973 words (2.8 pages)
- Likewise, In the yellow wallpaper, the narrator talks about her authoritative husband. Gilman starts the story by introducing the two main characters of the story John and Jane, the narrator. The narrator is mentally unstable. He forces her to visit the doctor, who wants to say no but couldn’t resist. He doesn’t believe she is sick and he talks about the treatment she says “I sometimes fancy that in my condition if I had less opposition and more society and stimulus (Gilman).” She disagrees with the treatment yet she doesn’t have any choice other than listening to her husband and her opinions doesn’t really matter.... [tags: Gender, Gender role, Woman, The Yellow Wallpaper]
716 words (2 pages)

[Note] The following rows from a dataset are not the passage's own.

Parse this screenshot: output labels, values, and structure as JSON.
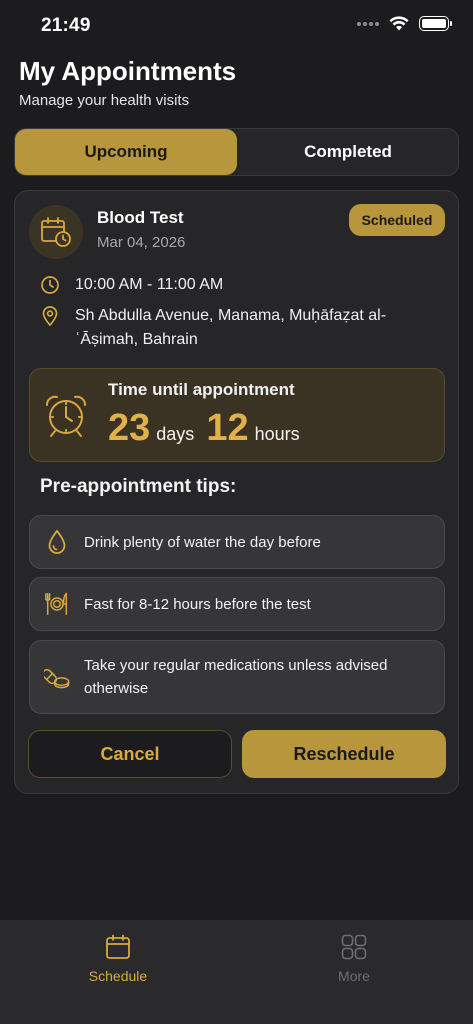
{
  "status_bar": {
    "time": "21:49"
  },
  "header": {
    "title": "My Appointments",
    "subtitle": "Manage your health visits"
  },
  "tabs": [
    {
      "label": "Upcoming",
      "active": true
    },
    {
      "label": "Completed",
      "active": false
    }
  ],
  "appointment": {
    "title": "Blood Test",
    "date": "Mar 04, 2026",
    "status": "Scheduled",
    "time_range": "10:00 AM - 11:00 AM",
    "location": "Sh Abdulla Avenue, Manama, Muḥāfaẓat al-ʿĀṣimah, Bahrain",
    "countdown": {
      "label": "Time until appointment",
      "days": "23",
      "days_unit": "days",
      "hours": "12",
      "hours_unit": "hours"
    },
    "tips_heading": "Pre-appointment tips:",
    "tips": [
      {
        "icon": "water-drop-icon",
        "text": "Drink plenty of water the day before"
      },
      {
        "icon": "utensils-icon",
        "text": "Fast for 8-12 hours before the test"
      },
      {
        "icon": "pills-icon",
        "text": "Take your regular medications unless advised otherwise"
      }
    ],
    "actions": {
      "cancel": "Cancel",
      "reschedule": "Reschedule"
    }
  },
  "bottom_nav": [
    {
      "label": "Schedule",
      "icon": "calendar-icon",
      "active": true
    },
    {
      "label": "More",
      "icon": "grid-icon",
      "active": false
    }
  ],
  "colors": {
    "accent": "#b8963c",
    "accent_text": "#e0b04a",
    "background": "#1c1c1e",
    "card": "#262628"
  }
}
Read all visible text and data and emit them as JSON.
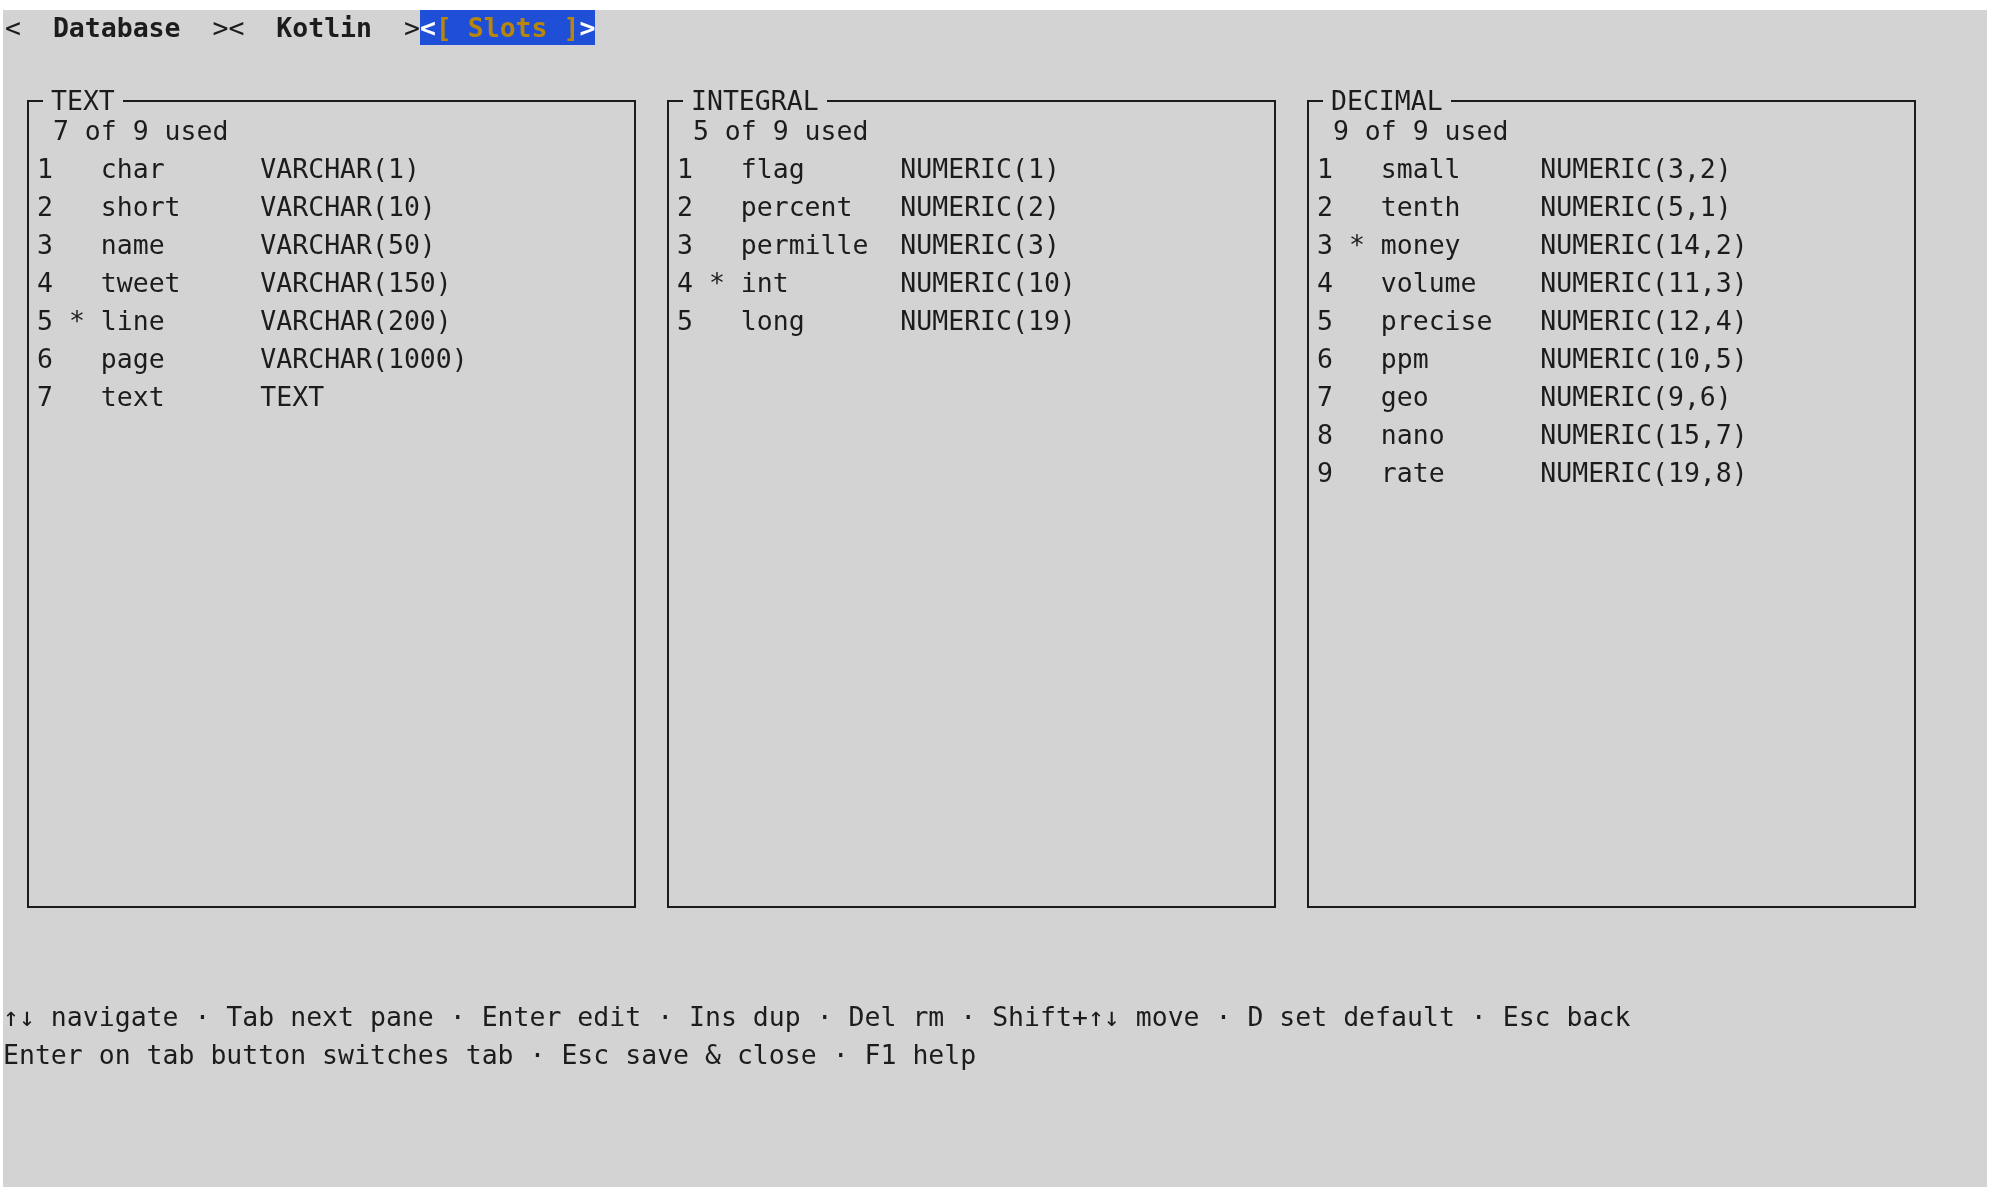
{
  "tabs": [
    {
      "left": "<",
      "label": "Database",
      "right": ">",
      "selected": false
    },
    {
      "left": "<",
      "label": "Kotlin",
      "right": ">",
      "selected": false
    },
    {
      "left": "<",
      "label": "[ Slots ]",
      "right": ">",
      "selected": true
    }
  ],
  "panes": [
    {
      "title": "TEXT",
      "count": "7 of 9 used",
      "rows": [
        {
          "number": "1",
          "name": "char",
          "type": "VARCHAR(1)"
        },
        {
          "number": "2",
          "name": "short",
          "type": "VARCHAR(10)"
        },
        {
          "number": "3",
          "name": "name",
          "type": "VARCHAR(50)"
        },
        {
          "number": "4",
          "name": "tweet",
          "type": "VARCHAR(150)"
        },
        {
          "number": "5",
          "marker": "*",
          "name": "line",
          "type": "VARCHAR(200)"
        },
        {
          "number": "6",
          "name": "page",
          "type": "VARCHAR(1000)"
        },
        {
          "number": "7",
          "name": "text",
          "type": "TEXT"
        }
      ]
    },
    {
      "title": "INTEGRAL",
      "count": "5 of 9 used",
      "rows": [
        {
          "number": "1",
          "name": "flag",
          "type": "NUMERIC(1)"
        },
        {
          "number": "2",
          "name": "percent",
          "type": "NUMERIC(2)"
        },
        {
          "number": "3",
          "name": "permille",
          "type": "NUMERIC(3)"
        },
        {
          "number": "4",
          "marker": "*",
          "name": "int",
          "type": "NUMERIC(10)"
        },
        {
          "number": "5",
          "name": "long",
          "type": "NUMERIC(19)"
        }
      ]
    },
    {
      "title": "DECIMAL",
      "count": "9 of 9 used",
      "rows": [
        {
          "number": "1",
          "name": "small",
          "type": "NUMERIC(3,2)"
        },
        {
          "number": "2",
          "name": "tenth",
          "type": "NUMERIC(5,1)"
        },
        {
          "number": "3",
          "marker": "*",
          "name": "money",
          "type": "NUMERIC(14,2)"
        },
        {
          "number": "4",
          "name": "volume",
          "type": "NUMERIC(11,3)"
        },
        {
          "number": "5",
          "name": "precise",
          "type": "NUMERIC(12,4)"
        },
        {
          "number": "6",
          "name": "ppm",
          "type": "NUMERIC(10,5)"
        },
        {
          "number": "7",
          "name": "geo",
          "type": "NUMERIC(9,6)"
        },
        {
          "number": "8",
          "name": "nano",
          "type": "NUMERIC(15,7)"
        },
        {
          "number": "9",
          "name": "rate",
          "type": "NUMERIC(19,8)"
        }
      ]
    }
  ],
  "help_lines": [
    "↑↓ navigate · Tab next pane · Enter edit · Ins dup · Del rm · Shift+↑↓ move · D set default · Esc back",
    "Enter on tab button switches tab · Esc save & close · F1 help"
  ]
}
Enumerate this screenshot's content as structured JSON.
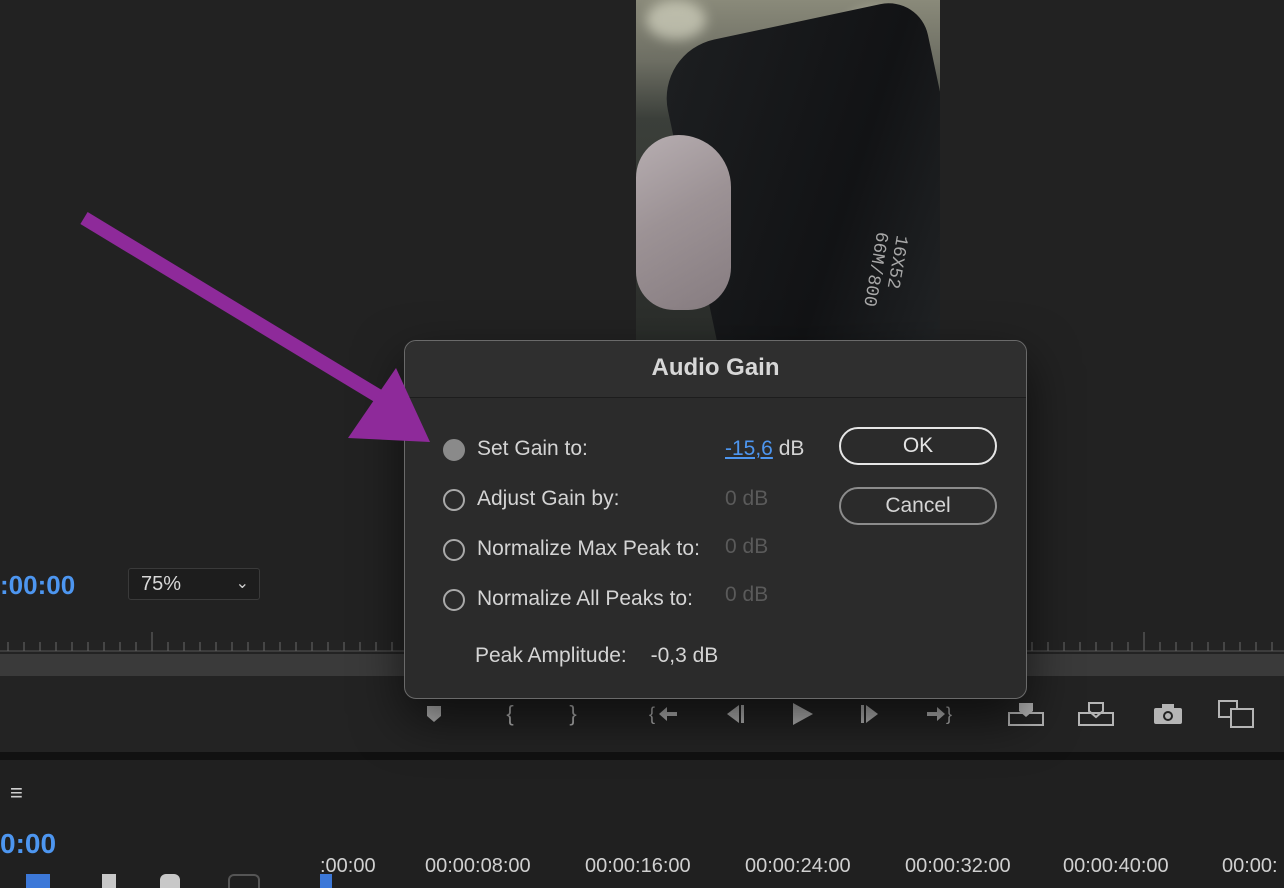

- Caught in the Yellow Wallpaper "The pattern is torturing. You think you have mastered it, but just as you get well underway in following, it turns a back-somersault and there you are. It slaps you in the face, knocks you down, and tramples upon you." As her madness progresses the narrator in The Yellow Wallpaper becomes increasingly aware of a woman present in the pattern of the wallpaper. She sees this woman struggling against the paper's "bars". Later in her madness she imagines there to be many women lost in its "torturing" pattern, trying in vain to climb through it.... [tags: Yellow Wallpaper essays]
1053 words (3 pages)